January 11, 2013 4 Comments
LOS ANGELES — Since Philip Anschutz became the majority owner of the Los Angeles Kings back in October 1995, the Anschutz Entertainment Group (AEG), the entertainment conglomerate-portion of Anschutz’ empire that the Kings now fall under, has been viewed by a large swath of fans with disdain, deep-seated mistrust, and even blatant hatred.
In fact, so vehement was the distrust that it might have made people wonder if the face of AEG, Kings Chief Executive Officer and Governor Tim Leiweke, wears body armor.

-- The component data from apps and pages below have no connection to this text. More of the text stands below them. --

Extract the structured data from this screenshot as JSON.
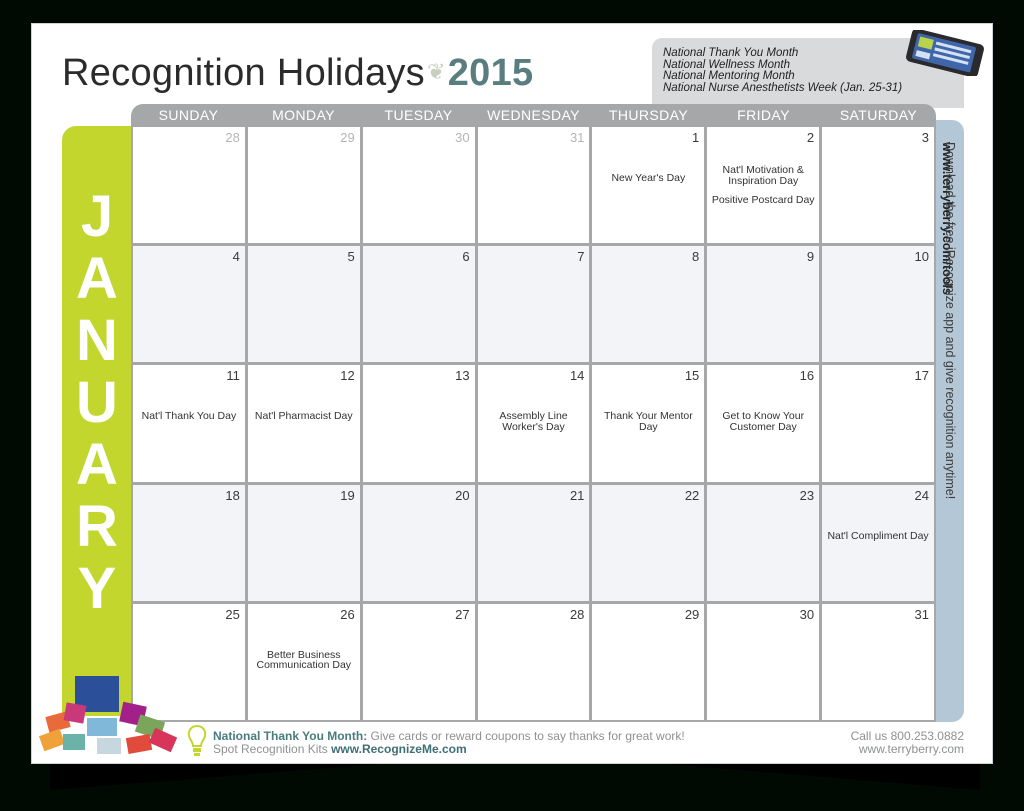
{
  "title": {
    "text": "Recognition Holidays",
    "ornament": "❦",
    "year": "2015"
  },
  "observances": [
    "National Thank You Month",
    "National Wellness Month",
    "National Mentoring Month",
    "National Nurse Anesthetists Week (Jan. 25-31)"
  ],
  "month": "JANUARY",
  "month_letters": [
    "J",
    "A",
    "N",
    "U",
    "A",
    "R",
    "Y"
  ],
  "weekdays": [
    "SUNDAY",
    "MONDAY",
    "TUESDAY",
    "WEDNESDAY",
    "THURSDAY",
    "FRIDAY",
    "SATURDAY"
  ],
  "weeks": [
    [
      {
        "day": "28",
        "outside": true,
        "events": []
      },
      {
        "day": "29",
        "outside": true,
        "events": []
      },
      {
        "day": "30",
        "outside": true,
        "events": []
      },
      {
        "day": "31",
        "outside": true,
        "events": []
      },
      {
        "day": "1",
        "events": [
          "New Year's Day"
        ]
      },
      {
        "day": "2",
        "events": [
          "Nat'l Motivation & Inspiration Day",
          "Positive Postcard Day"
        ]
      },
      {
        "day": "3",
        "events": []
      }
    ],
    [
      {
        "day": "4",
        "events": []
      },
      {
        "day": "5",
        "events": []
      },
      {
        "day": "6",
        "events": []
      },
      {
        "day": "7",
        "events": []
      },
      {
        "day": "8",
        "events": []
      },
      {
        "day": "9",
        "events": []
      },
      {
        "day": "10",
        "events": []
      }
    ],
    [
      {
        "day": "11",
        "events": [
          "Nat'l Thank You Day"
        ]
      },
      {
        "day": "12",
        "events": [
          "Nat'l Pharmacist Day"
        ]
      },
      {
        "day": "13",
        "events": []
      },
      {
        "day": "14",
        "events": [
          "Assembly Line Worker's Day"
        ]
      },
      {
        "day": "15",
        "events": [
          "Thank Your Mentor Day"
        ]
      },
      {
        "day": "16",
        "events": [
          "Get to Know Your Customer Day"
        ]
      },
      {
        "day": "17",
        "events": []
      }
    ],
    [
      {
        "day": "18",
        "events": []
      },
      {
        "day": "19",
        "events": []
      },
      {
        "day": "20",
        "events": []
      },
      {
        "day": "21",
        "events": []
      },
      {
        "day": "22",
        "events": []
      },
      {
        "day": "23",
        "events": []
      },
      {
        "day": "24",
        "events": [
          "Nat'l Compliment Day"
        ]
      }
    ],
    [
      {
        "day": "25",
        "events": []
      },
      {
        "day": "26",
        "events": [
          "Better Business Communication Day"
        ]
      },
      {
        "day": "27",
        "events": []
      },
      {
        "day": "28",
        "events": []
      },
      {
        "day": "29",
        "events": []
      },
      {
        "day": "30",
        "events": []
      },
      {
        "day": "31",
        "events": []
      }
    ]
  ],
  "side_banner": {
    "text": "Download the free iRecognize app and give recognition anytime! ",
    "url": "www.terryberry.com/tools"
  },
  "footer": {
    "highlight": "National Thank You Month:",
    "message": " Give cards or reward coupons to say thanks for great work!",
    "kits_label": "Spot Recognition Kits ",
    "kits_url": "www.RecognizeMe.com",
    "phone": "Call us 800.253.0882",
    "website": "www.terryberry.com"
  },
  "icons": {
    "phone": "smartphone-app-icon",
    "bulb": "lightbulb-icon",
    "kit": "recognition-cards-icon"
  },
  "colors": {
    "accent_green": "#c2d62e",
    "accent_teal": "#5a7e7f",
    "header_gray": "#a6a7a9",
    "side_blue": "#b3c7d6",
    "shaded_row": "#f3f4f8"
  }
}
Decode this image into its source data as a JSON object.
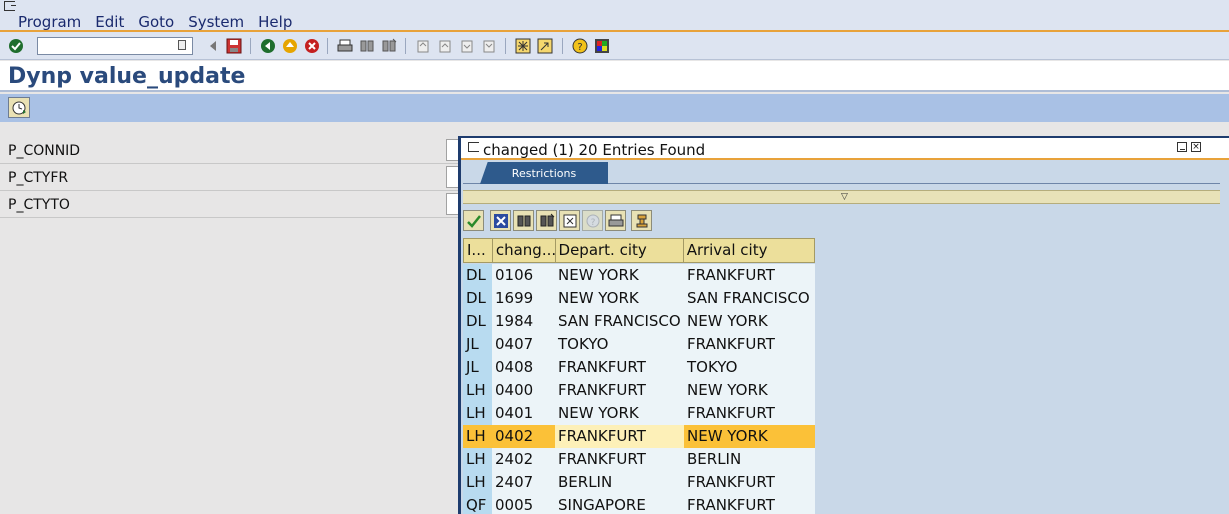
{
  "menu": {
    "items": [
      "Program",
      "Edit",
      "Goto",
      "System",
      "Help"
    ]
  },
  "toolbar": {
    "command_field_value": "",
    "icons": [
      "enter-icon",
      "back-arrow-icon",
      "save-icon",
      "back-icon",
      "exit-icon",
      "cancel-icon",
      "print-icon",
      "find-icon",
      "find-next-icon",
      "first-page-icon",
      "prev-page-icon",
      "next-page-icon",
      "last-page-icon",
      "create-session-icon",
      "shortcut-icon",
      "help-icon",
      "customize-layout-icon"
    ]
  },
  "page": {
    "title": "Dynp value_update"
  },
  "parameters": [
    {
      "label": "P_CONNID",
      "value": ""
    },
    {
      "label": "P_CTYFR",
      "value": ""
    },
    {
      "label": "P_CTYTO",
      "value": ""
    }
  ],
  "popup": {
    "title": "changed (1)   20 Entries Found",
    "tab_label": "Restrictions",
    "toolbar_icons": [
      "continue-check-icon",
      "cancel-x-icon",
      "find-icon",
      "find-next-icon",
      "sort-icon",
      "info-icon",
      "print-icon",
      "personal-value-list-icon"
    ],
    "columns": [
      "I...",
      "chang...",
      "Depart. city",
      "Arrival city"
    ],
    "rows": [
      [
        "DL",
        "0106",
        "NEW YORK",
        "FRANKFURT"
      ],
      [
        "DL",
        "1699",
        "NEW YORK",
        "SAN FRANCISCO"
      ],
      [
        "DL",
        "1984",
        "SAN FRANCISCO",
        "NEW YORK"
      ],
      [
        "JL",
        "0407",
        "TOKYO",
        "FRANKFURT"
      ],
      [
        "JL",
        "0408",
        "FRANKFURT",
        "TOKYO"
      ],
      [
        "LH",
        "0400",
        "FRANKFURT",
        "NEW YORK"
      ],
      [
        "LH",
        "0401",
        "NEW YORK",
        "FRANKFURT"
      ],
      [
        "LH",
        "0402",
        "FRANKFURT",
        "NEW YORK"
      ],
      [
        "LH",
        "2402",
        "FRANKFURT",
        "BERLIN"
      ],
      [
        "LH",
        "2407",
        "BERLIN",
        "FRANKFURT"
      ],
      [
        "QF",
        "0005",
        "SINGAPORE",
        "FRANKFURT"
      ]
    ],
    "selected_row_index": 7
  },
  "colors": {
    "accent_orange": "#e8a23a",
    "header_blue": "#2a4a7c",
    "selected_row": "#fbc138",
    "grid_header": "#ecdf9b"
  }
}
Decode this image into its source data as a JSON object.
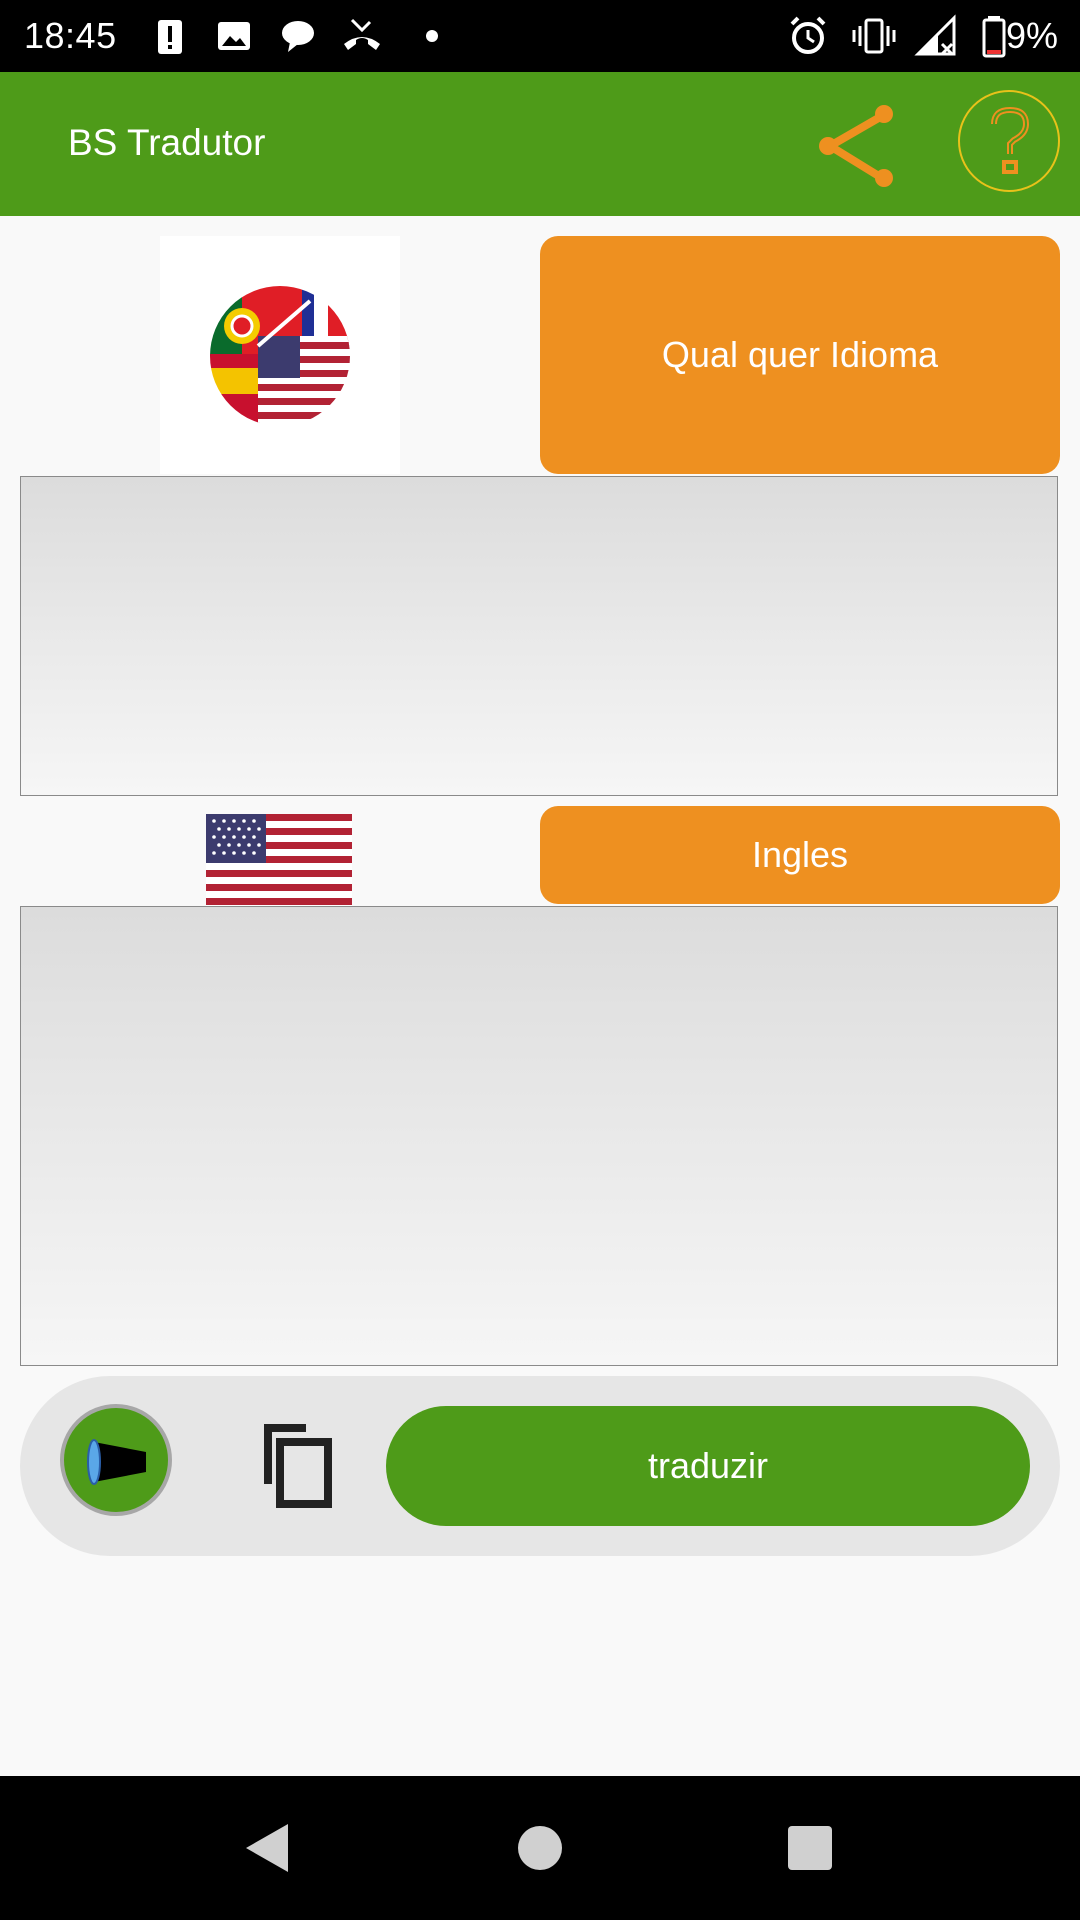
{
  "status_bar": {
    "time": "18:45",
    "battery_percent": "9%",
    "left_icons": [
      "alert-icon",
      "image-icon",
      "chat-bubble-icon",
      "missed-call-icon",
      "dot-icon"
    ],
    "right_icons": [
      "alarm-icon",
      "vibrate-icon",
      "signal-icon",
      "battery-icon"
    ]
  },
  "app_bar": {
    "title": "BS Tradutor",
    "actions": [
      "share-icon",
      "help-icon"
    ]
  },
  "source": {
    "language_button": "Qual quer Idioma",
    "text_value": "",
    "flag_icon": "multi-language-flags-icon"
  },
  "target": {
    "language_button": "Ingles",
    "text_value": "",
    "flag_icon": "us-flag-icon"
  },
  "actions": {
    "translate_label": "traduzir",
    "speak_icon": "speaker-icon",
    "copy_icon": "copy-icon"
  },
  "colors": {
    "primary_green": "#4e9b19",
    "accent_orange": "#ee9020",
    "help_ring": "#e8c21a"
  },
  "nav_bar": [
    "back-icon",
    "home-icon",
    "recents-icon"
  ]
}
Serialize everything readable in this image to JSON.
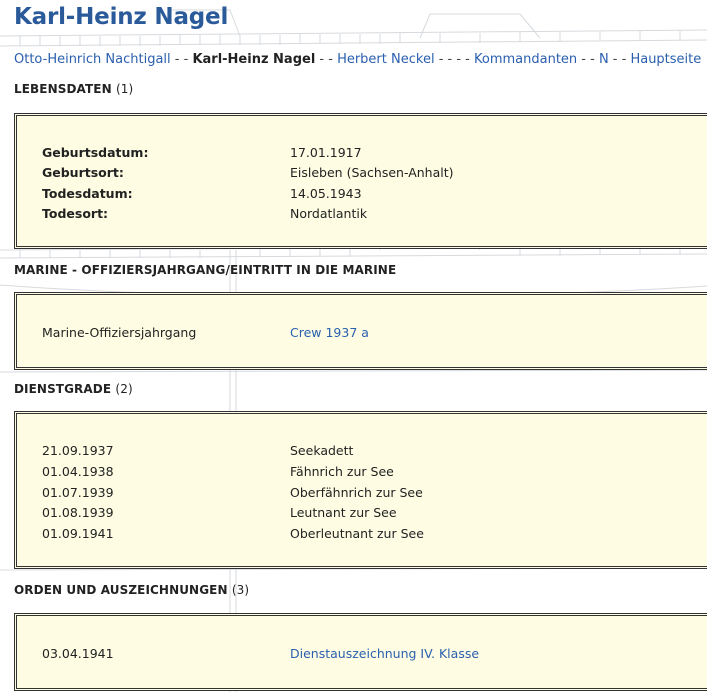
{
  "page": {
    "title": "Karl-Heinz Nagel"
  },
  "breadcrumb": {
    "prev": "Otto-Heinrich Nachtigall",
    "sep1": " - - ",
    "current": "Karl-Heinz Nagel",
    "sep2": " - - ",
    "next": "Herbert Neckel",
    "sep3": " - - - - ",
    "commanders": "Kommandanten",
    "sep4": " - - ",
    "letter": "N",
    "sep5": " - - ",
    "home": "Hauptseite"
  },
  "lebensdaten": {
    "heading": "LEBENSDATEN",
    "count": "(1)",
    "rows": [
      {
        "label": "Geburtsdatum:",
        "value": "17.01.1917"
      },
      {
        "label": "Geburtsort:",
        "value": "Eisleben (Sachsen-Anhalt)"
      },
      {
        "label": "Todesdatum:",
        "value": "14.05.1943"
      },
      {
        "label": "Todesort:",
        "value": "Nordatlantik"
      }
    ]
  },
  "marine": {
    "heading": "MARINE - OFFIZIERSJAHRGANG/EINTRITT IN DIE MARINE",
    "rows": [
      {
        "label": "Marine-Offiziersjahrgang",
        "value": "Crew 1937 a"
      }
    ]
  },
  "dienstgrade": {
    "heading": "DIENSTGRADE",
    "count": "(2)",
    "rows": [
      {
        "date": "21.09.1937",
        "rank": "Seekadett"
      },
      {
        "date": "01.04.1938",
        "rank": "Fähnrich zur See"
      },
      {
        "date": "01.07.1939",
        "rank": "Oberfähnrich zur See"
      },
      {
        "date": "01.08.1939",
        "rank": "Leutnant zur See"
      },
      {
        "date": "01.09.1941",
        "rank": "Oberleutnant zur See"
      }
    ]
  },
  "orden": {
    "heading": "ORDEN UND AUSZEICHNUNGEN",
    "count": "(3)",
    "rows": [
      {
        "date": "03.04.1941",
        "award": "Dienstauszeichnung IV. Klasse"
      }
    ]
  }
}
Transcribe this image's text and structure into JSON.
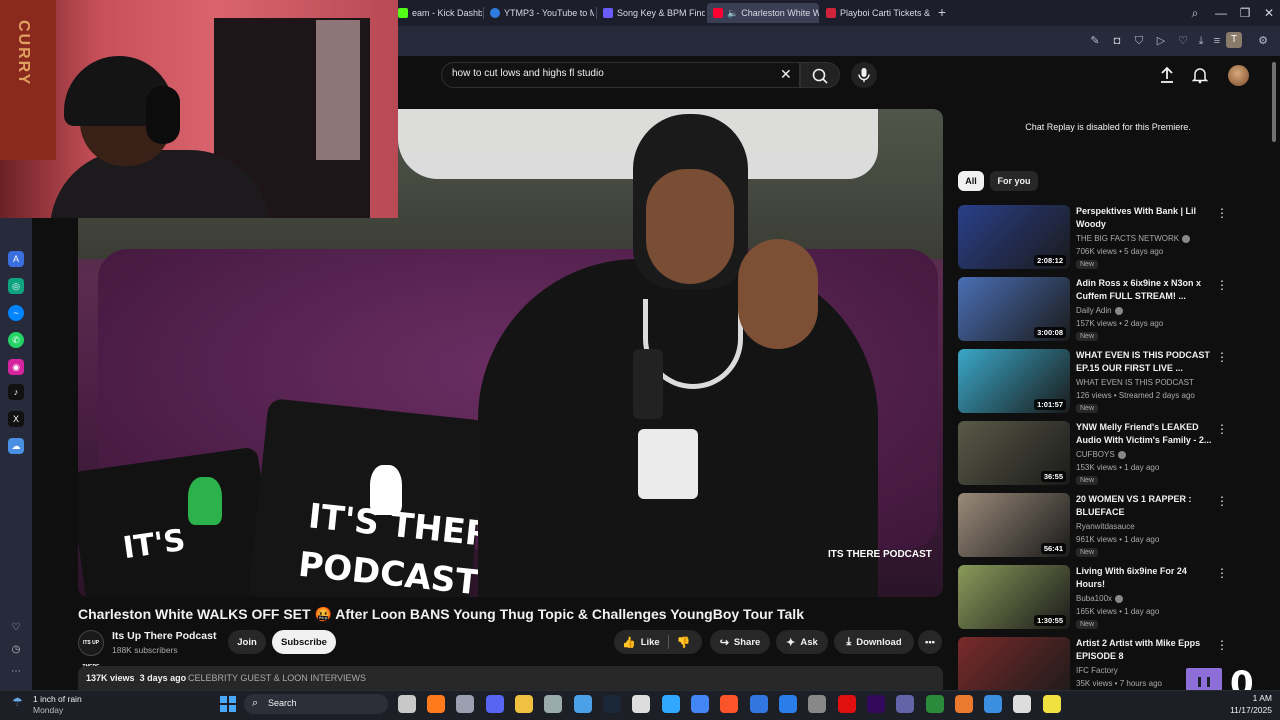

Some of the distrust was rooted in the Kings’ long history of mediocrity, or worse, not to mention trade and amateur draft histories that, except for a handful of notable exceptions, were so riddled with huge blunders that they could be the punch line for many jokes.
But AEG also generated a great deal of distrust on their own. Indeed, they could not hide the fact that the Kings were used to get their foot in the door in Downtown Los Angeles, securing prime real estate on the cheap so they could build Staples Center, and later, LA Live.